Study Type Observational
Study Design Observational Model: Case-Control
Time Perspective: Prospective
Target Follow-Up Duration Not Provided
Biospecimen Retention:   None Retained
Description:
Hair
Sampling Method Probability Sample
Study Population The sample will be recruited from maternity units in the Midlands and the North of England.
Condition Stillbirth
Intervention Other: Questionnaire
An indepth interview will be carried out and a structured questionnaire will be completed by both cases and controls
Study Groups/Cohorts
  • Cases
    A structured questionnaire will be administered to women who have experienced a late ≥ 28 weeks gestation stillbirth, who have a singleton pregnancy with no congenital abnormality.
    Intervention: Other: Questionnaire
  • Controls
    A structured questionnaire will be administered to controls. These are women matched to the case group by gestation and unit of birth, who have a normal ongoing singleton pregnancy with no congenital abnormality.
    Intervention: Other: Questionnaire
Publications *

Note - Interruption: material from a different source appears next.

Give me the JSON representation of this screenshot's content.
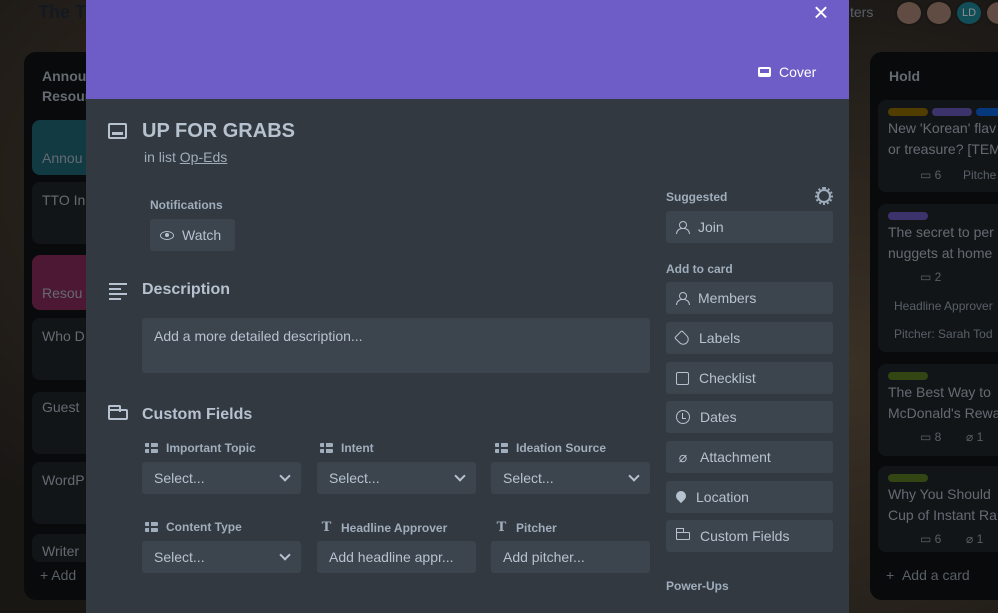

*   Includes publications given by the data provider as well as publications identified by ClinicalTrials.gov Identifier (NCT Number) in Medline.
 
Recruitment Information
Recruitment Status Completed
Actual Enrollment
 (submitted: April 30, 2019)
1030
Original Estimated Enrollment
 (submitted: December 27, 2013)
871
Actual Study Completion Date December 31, 2017
Actual Primary Completion Date March 31, 2016   (Final data collection date for primary outcome measure)
Eligibility Criteria

Inclusion Criteria: CASES

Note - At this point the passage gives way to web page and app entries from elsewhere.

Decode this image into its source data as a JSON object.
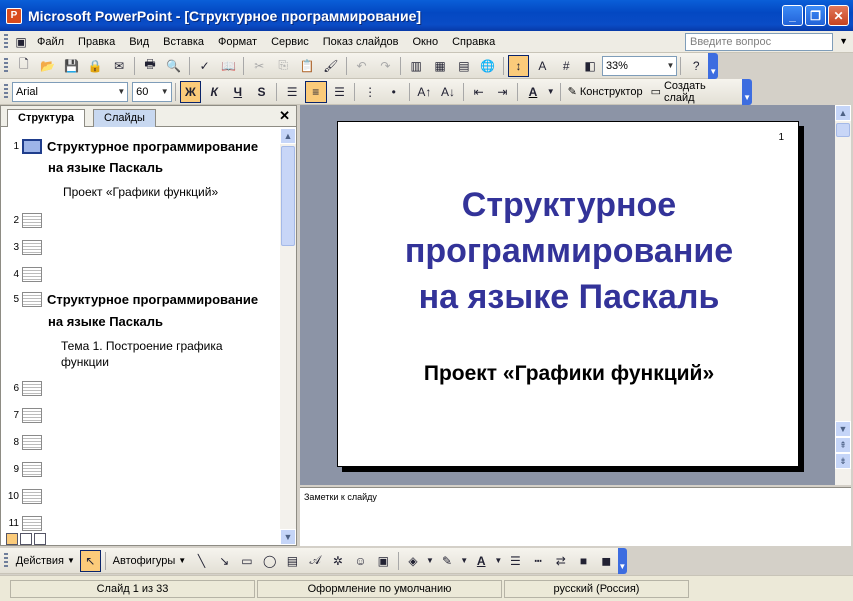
{
  "window": {
    "title": "Microsoft PowerPoint - [Структурное программирование]"
  },
  "menu": {
    "items": [
      "Файл",
      "Правка",
      "Вид",
      "Вставка",
      "Формат",
      "Сервис",
      "Показ слайдов",
      "Окно",
      "Справка"
    ],
    "help_placeholder": "Введите вопрос"
  },
  "standard_toolbar": {
    "zoom": "33%"
  },
  "format_toolbar": {
    "font": "Arial",
    "size": "60",
    "bold": "Ж",
    "italic": "К",
    "underline": "Ч",
    "shadow": "S",
    "designer": "Конструктор",
    "new_slide": "Создать слайд"
  },
  "left_pane": {
    "tabs": [
      "Структура",
      "Слайды"
    ],
    "outline": [
      {
        "num": "1",
        "title_line1": "Структурное программирование",
        "title_line2": "на языке Паскаль",
        "sub": "Проект «Графики функций»"
      },
      {
        "num": "2"
      },
      {
        "num": "3"
      },
      {
        "num": "4"
      },
      {
        "num": "5",
        "title_line1": "Структурное программирование",
        "title_line2": "на языке Паскаль",
        "sub_line1": "Тема 1. Построение графика",
        "sub_line2": "функции"
      },
      {
        "num": "6"
      },
      {
        "num": "7"
      },
      {
        "num": "8"
      },
      {
        "num": "9"
      },
      {
        "num": "10"
      },
      {
        "num": "11"
      }
    ]
  },
  "slide": {
    "number": "1",
    "title_line1": "Структурное",
    "title_line2": "программирование",
    "title_line3": "на языке Паскаль",
    "subtitle": "Проект «Графики функций»"
  },
  "notes": {
    "placeholder": "Заметки к слайду"
  },
  "drawing_toolbar": {
    "actions": "Действия",
    "autoshapes": "Автофигуры"
  },
  "status": {
    "slide": "Слайд 1 из 33",
    "design": "Оформление по умолчанию",
    "language": "русский (Россия)"
  }
}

  • Women who experience a stillbirth ≥28 weeks gestation in a participating unit.

Exclusion Criteria:

  • Fetal death prior to 28 weeks gestation.
  • Women who's babies have a significant congenital abnormality.
  • Women with multiple pregnancy.
  • Maternal age below 16 years.
  • Women unable to give informed consent.

Inclusion Criteria: CONTROLS

  • Women with a normal pregnancy matched to gestation and unit of birth to the cases.

Exclusion Criteria:

  • Pregnancy under 28 weeks gestation.
  • Women who's babies have a significant congenital abnormality.
  • Women with multiple pregnancy.
  • Maternal age below 16 years.
  • Women unable to give informed consent.
Sex/Gender
Sexes Eligible for Study: Female
Ages 16 Years to 50 Years   (Child, Adult)
Accepts Healthy Volunteers No
Contacts Contact information is only displayed when the study is recruiting subjects
Listed Location Countries United Kingdom
Removed Location Countries  
 
Administrative Information
NCT Number NCT02025530
Other Study ID Numbers GN2156
Has Data Monitoring Committee No
U.S. FDA-regulated Product Not Provided
IPD Sharing Statement Not Provided
Responsible Party Dr Alexander Heazell, University of Manchester
Study Sponsor University of Manchester
Collaborators Not Provided
Investigators
Principal Investigator: Tomasina Stacey Mid Yorkshire NHS Trust
Principal Investigator: Edwin Mitchell University of Auckland, New Zealand
Principal Investigator: Lesley McCowan University of Auckland, New Zealand
Principal Investigator: Bill Martin Birmingham Women's Hospital NHS Foundation Trust
Principal Investigator: Devender Roberts Liverpool Women's NHS Foundation Trust
PRS Account University of Manchester
Verification Date October 2019